He added that the Terra debacle set a precedent for decentralized financial peers and crypto investors to be more transparent, and that “regulations will be put in place to ensure that consumers and investors are not affected by poor practices.”

A “Balance Moment” for Algorithmic Stablecoins

The Terra stablecoin project is somewhat reminiscent of the fate of Facebook’s Libra stablecoin project, now Meta, which was later renamed Diem. The social media giant got involved in the crypto space in 2019 when it announced plans to launch a universal stablecoin, the adoption of which would have boosted Facebook’s line of social messaging apps and services, like Instagram and Whatsapp.
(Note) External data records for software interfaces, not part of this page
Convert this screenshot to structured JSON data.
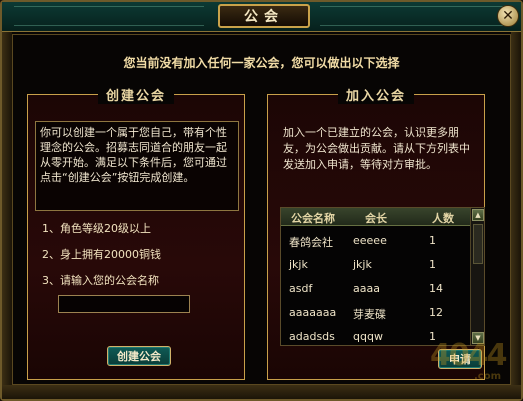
{
  "window": {
    "title": "公会",
    "close_icon": "close-icon"
  },
  "notice": "您当前没有加入任何一家公会，您可以做出以下选择",
  "create_panel": {
    "heading": "创建公会",
    "description": "你可以创建一个属于您自己，带有个性理念的公会。招募志同道合的朋友一起从零开始。满足以下条件后，您可通过点击“创建公会”按钮完成创建。",
    "requirements": [
      "1、角色等级20级以上",
      "2、身上拥有20000铜钱",
      "3、请输入您的公会名称"
    ],
    "name_input_value": "",
    "create_button": "创建公会"
  },
  "join_panel": {
    "heading": "加入公会",
    "description": "加入一个已建立的公会，认识更多朋友，为公会做出贡献。请从下方列表中发送加入申请，等待对方审批。",
    "columns": [
      "公会名称",
      "会长",
      "人数"
    ],
    "rows": [
      {
        "name": "春鸽会社",
        "leader": "eeeee",
        "count": "1"
      },
      {
        "name": "jkjk",
        "leader": "jkjk",
        "count": "1"
      },
      {
        "name": "asdf",
        "leader": "aaaa",
        "count": "14"
      },
      {
        "name": "aaaaaaa",
        "leader": "芽麦碟",
        "count": "12"
      },
      {
        "name": "adadsds",
        "leader": "qqqw",
        "count": "1"
      }
    ],
    "apply_button": "申请"
  },
  "watermark": {
    "big": "4044",
    "com": ".com"
  }
}
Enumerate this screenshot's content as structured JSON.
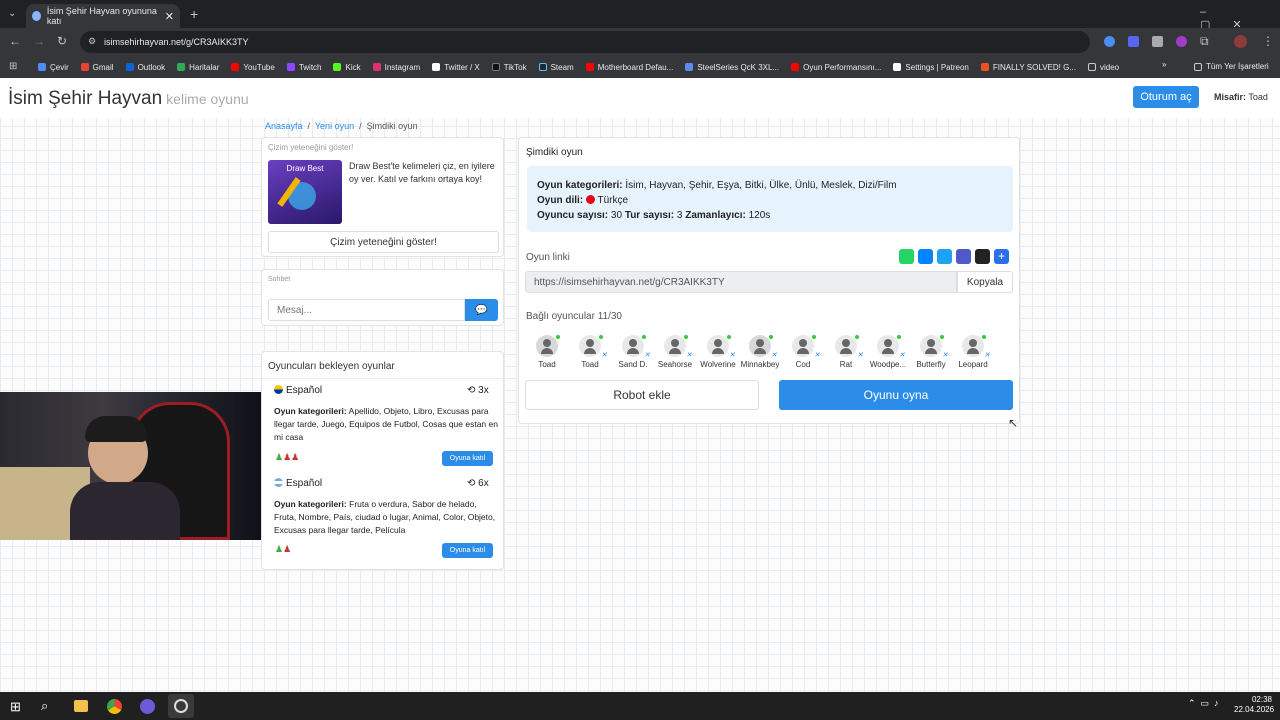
{
  "browser": {
    "tab_title": "İsim Şehir Hayvan oyununa katı",
    "url": "isimsehirhayvan.net/g/CR3AIKK3TY",
    "bookmarks": [
      "Çevir",
      "Gmail",
      "Outlook",
      "Haritalar",
      "YouTube",
      "Twitch",
      "Kick",
      "Instagram",
      "Twitter / X",
      "TikTok",
      "Steam",
      "Motherboard Defau...",
      "SteelSeries QcK 3XL...",
      "Oyun Performansını...",
      "Settings | Patreon",
      "FINALLY SOLVED! G...",
      "video"
    ],
    "all_bookmarks": "Tüm Yer İşaretleri"
  },
  "nav": {
    "brand": "İsim Şehir Hayvan",
    "brand_sub": "kelime oyunu",
    "login": "Oturum aç",
    "guest_label": "Misafir:",
    "guest_name": "Toad"
  },
  "breadcrumb": {
    "home": "Anasayfa",
    "new": "Yeni oyun",
    "current": "Şimdiki oyun"
  },
  "draw": {
    "title": "Çizim yeteneğini göster!",
    "thumb": "Draw Best",
    "text": "Draw Best'te kelimeleri çiz, en iyilere oy ver. Katıl ve farkını ortaya koy!",
    "button": "Çizim yeteneğini göster!"
  },
  "chat": {
    "title": "Sohbet",
    "placeholder": "Mesaj..."
  },
  "waiting": {
    "title": "Oyuncuları bekleyen oyunlar",
    "cat_label": "Oyun kategorileri:",
    "join": "Oyuna katıl",
    "games": [
      {
        "lang": "Español",
        "rounds": "3x",
        "cats": "Apellido, Objeto, Libro, Excusas para llegar tarde, Juego, Equipos de Futbol, Cosas que estan en mi casa",
        "players": 3
      },
      {
        "lang": "Español",
        "rounds": "6x",
        "cats": "Fruta o verdura, Sabor de helado, Fruta, Nombre, País, ciudad o lugar, Animal, Color, Objeto, Excusas para llegar tarde, Película",
        "players": 2
      }
    ]
  },
  "current": {
    "title": "Şimdiki oyun",
    "cat_label": "Oyun kategorileri:",
    "cats": "İsim, Hayvan, Şehir, Eşya, Bitki, Ülke, Ünlü, Meslek, Dizi/Film",
    "lang_label": "Oyun dili:",
    "lang": "Türkçe",
    "players_label": "Oyuncu sayısı:",
    "players": "30",
    "rounds_label": "Tur sayısı:",
    "rounds": "3",
    "timer_label": "Zamanlayıcı:",
    "timer": "120s",
    "link_label": "Oyun linki",
    "link": "https://isimsehirhayvan.net/g/CR3AIKK3TY",
    "copy": "Kopyala",
    "connected": "Bağlı oyuncular 11/30",
    "players_list": [
      "Toad",
      "Toad",
      "Sand D.",
      "Seahorse",
      "Wolverine",
      "Minnakbey",
      "Cod",
      "Rat",
      "Woodpe...",
      "Butterfly",
      "Leopard"
    ],
    "add_robot": "Robot ekle",
    "play": "Oyunu oyna"
  },
  "taskbar": {
    "time": "02:38",
    "date": "22.04.2026"
  },
  "colors": {
    "accent": "#2c8de8",
    "info_bg": "#e6f3fd",
    "online": "#33cc33"
  }
}
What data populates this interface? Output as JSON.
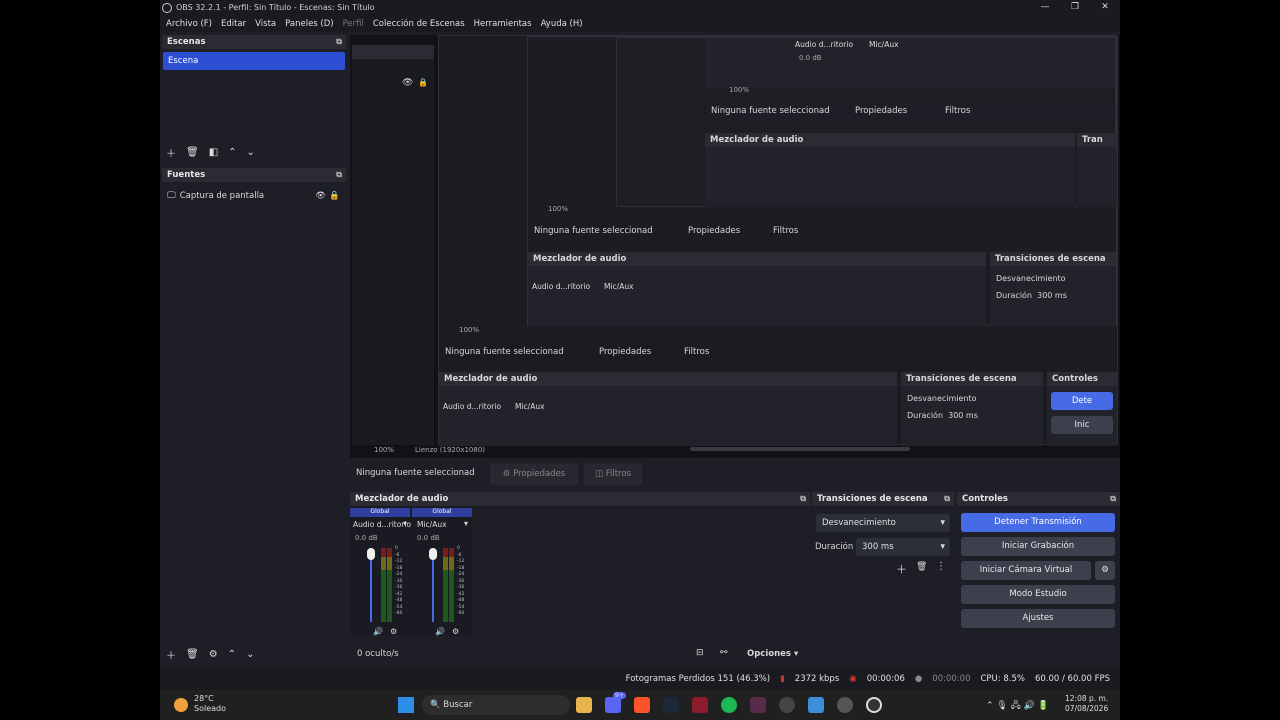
{
  "window": {
    "title": "OBS 32.2.1 - Perfil: Sin Título - Escenas: Sin Título"
  },
  "menu": [
    "Archivo (F)",
    "Editar",
    "Vista",
    "Paneles (D)",
    "Perfil",
    "Colección de Escenas",
    "Herramientas",
    "Ayuda (H)"
  ],
  "scenes": {
    "title": "Escenas",
    "items": [
      "Escena"
    ]
  },
  "sources": {
    "title": "Fuentes",
    "items": [
      "Captura de pantalla"
    ]
  },
  "source_bar": {
    "none_selected": "Ninguna fuente seleccionad",
    "properties": "Propiedades",
    "filters": "Filtros"
  },
  "mixer": {
    "title": "Mezclador de audio",
    "channels": [
      {
        "tag": "Global",
        "name": "Audio d...ritorio",
        "db": "0.0 dB"
      },
      {
        "tag": "Global",
        "name": "Mic/Aux",
        "db": "0.0 dB"
      }
    ],
    "scale": [
      "0",
      "-6",
      "-12",
      "-18",
      "-24",
      "-30",
      "-36",
      "-42",
      "-48",
      "-54",
      "-60"
    ],
    "hidden_count": "0 oculto/s",
    "options": "Opciones"
  },
  "transitions": {
    "title": "Transiciones de escena",
    "selected": "Desvanecimiento",
    "duration_label": "Duración",
    "duration_value": "300 ms",
    "short_title": "Tran",
    "short_selected": "Desv",
    "short_duration": "Durac"
  },
  "controls": {
    "title": "Controles",
    "stop_stream": "Detener Transmisión",
    "start_recording": "Iniciar Grabación",
    "start_virtualcam": "Iniciar Cámara Virtual",
    "studio_mode": "Modo Estudio",
    "settings": "Ajustes",
    "short_stop": "Dete",
    "short_start": "Inic"
  },
  "preview": {
    "zoom": "100%",
    "canvas": "Lienzo (1920x1080)"
  },
  "status": {
    "dropped": "Fotogramas Perdidos 151 (46.3%)",
    "kbps": "2372 kbps",
    "stream_time": "00:00:06",
    "rec_time": "00:00:00",
    "cpu": "CPU: 8.5%",
    "fps": "60.00 / 60.00 FPS"
  },
  "taskbar": {
    "temp": "28°C",
    "weather": "Soleado",
    "search": "Buscar",
    "time": "12:08 p. m.",
    "date": "07/08/2026",
    "badge": "9+"
  },
  "colors": {
    "accent": "#476be6",
    "selected": "#2d4fd6",
    "bg": "#1e1f26"
  }
}
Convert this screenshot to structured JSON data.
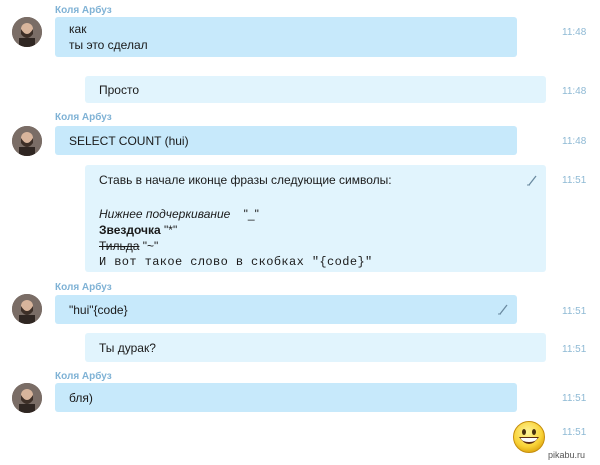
{
  "sender_name": "Коля Арбуз",
  "messages": [
    {
      "lines": [
        "как",
        "ты это сделал"
      ],
      "time": "11:48"
    },
    {
      "lines": [
        "Просто"
      ],
      "time": "11:48"
    },
    {
      "lines": [
        "SELECT COUNT (hui)"
      ],
      "time": "11:48"
    },
    {
      "intro": "Ставь в начале иконце фразы следующие символы:",
      "italic_label": "Нижнее подчеркивание",
      "italic_symbol": "\"_\"",
      "bold_label": "Звездочка",
      "bold_symbol": "\"*\"",
      "strike_label": "Тильда",
      "strike_symbol": "\"~\"",
      "mono_text": "И вот такое слово в скобках \"{code}\"",
      "time": "11:51"
    },
    {
      "lines": [
        "\"hui\"{code}"
      ],
      "time": "11:51"
    },
    {
      "lines": [
        "Ты дурак?"
      ],
      "time": "11:51"
    },
    {
      "lines": [
        "бля)"
      ],
      "time": "11:51"
    },
    {
      "time": "11:51"
    }
  ],
  "icons": {
    "edit": "pencil-edit-icon",
    "avatar": "user-avatar",
    "emoji": "grinning-emoji-icon"
  },
  "watermark": "pikabu.ru",
  "colors": {
    "incoming": "#c7e9fb",
    "outgoing": "#e1f4fd",
    "name": "#7fb2d5",
    "time": "#8eb9d4"
  }
}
The stablecoin was to be pegged to the value of a basket of fiat currencies including the US dollar, the British pound, the euro, the Japanese yen, the Singapore dollar and some generally considered short-term assets cash equivalents.

Facebook registered the project in Switzerland and hoped to avoid regulatory oversight from several nations, but to no avail. Facebook faced immediate pushback from regulators around the world and founder Mark Zukerberg even faced several congressional hearings on the same. The name change to Diem didn’t help his cause much, and the project was eventually shut down at the end of January 2022.

Like the ill-fated Diem/Libra venture, the disintegration of Terra’s $40 billion ecosystems forced regulators to take an interest in the nascent industry and even forced several regulatory changes.

Just as Libra forced regulators to wake up to the reality of private entities issuing money in the digital age, Terra has made lawmakers take a closer look at who can issue a stablecoin, opening the door to for banks and other financial institutions to get involved in the nascent. crypto market

Dion Guillaume, global head of communications at crypto exchange platform Gate.io, told Cointelegraph that Terra was a stress test that could benefit the industry:

“It was a big stress test, no doubt. However, I think this will eventually get better. On the one hand, crypto users should know that when someone offers you crazy high returns, there is something fishy about background. In addition, projects must know how to prioritize long-term goals over short-term pleasure. For example, many analysts have pointed out the flaws of Terra’s UST stablecoin, which is that it is impossible to create a decentralized stablecoin and capital-efficient, but users continued to use Terra and projects continued to build on it. We hope the industry will learn a lesson from this setback.”

Jason P. Allegrante, chief legal and compliance officer at Fireblocks, explained that, much like what Diem did for regulators, Terra’s failure has accelerated Congress’s drafting of a promising bipartisan bill. He told Cointelegraph:

“We can see in hindsight that he accelerated the writing of a very promising bipartisan bill in Congress, which will introduce stablecoin legislation, significantly normalizing the industry in the process. It is not only a direct response to the collapse of Terra , but the impact will be transformative, providing clarity on the regulatory classifications of stablecoins, in what quantity and quality they must be reserved, how they will be backed by other assets, etc.

He added that Terra’s implosion experience will trigger innovation in true stablecoin products and ultimately “drive more organizations and individuals to invest in cryptocurrencies and related technologies in the coming years.”

The collapse of Terra may have caused crypto contagion, but it created a starting point for the stablecoin industry. It has forced policymakers to look at the bigger picture and find better ways to protect consumers. It has also raised the interest of policy makers in the diverse and complex nature of the industry and made them realize that a common policy will not work for the whole industry.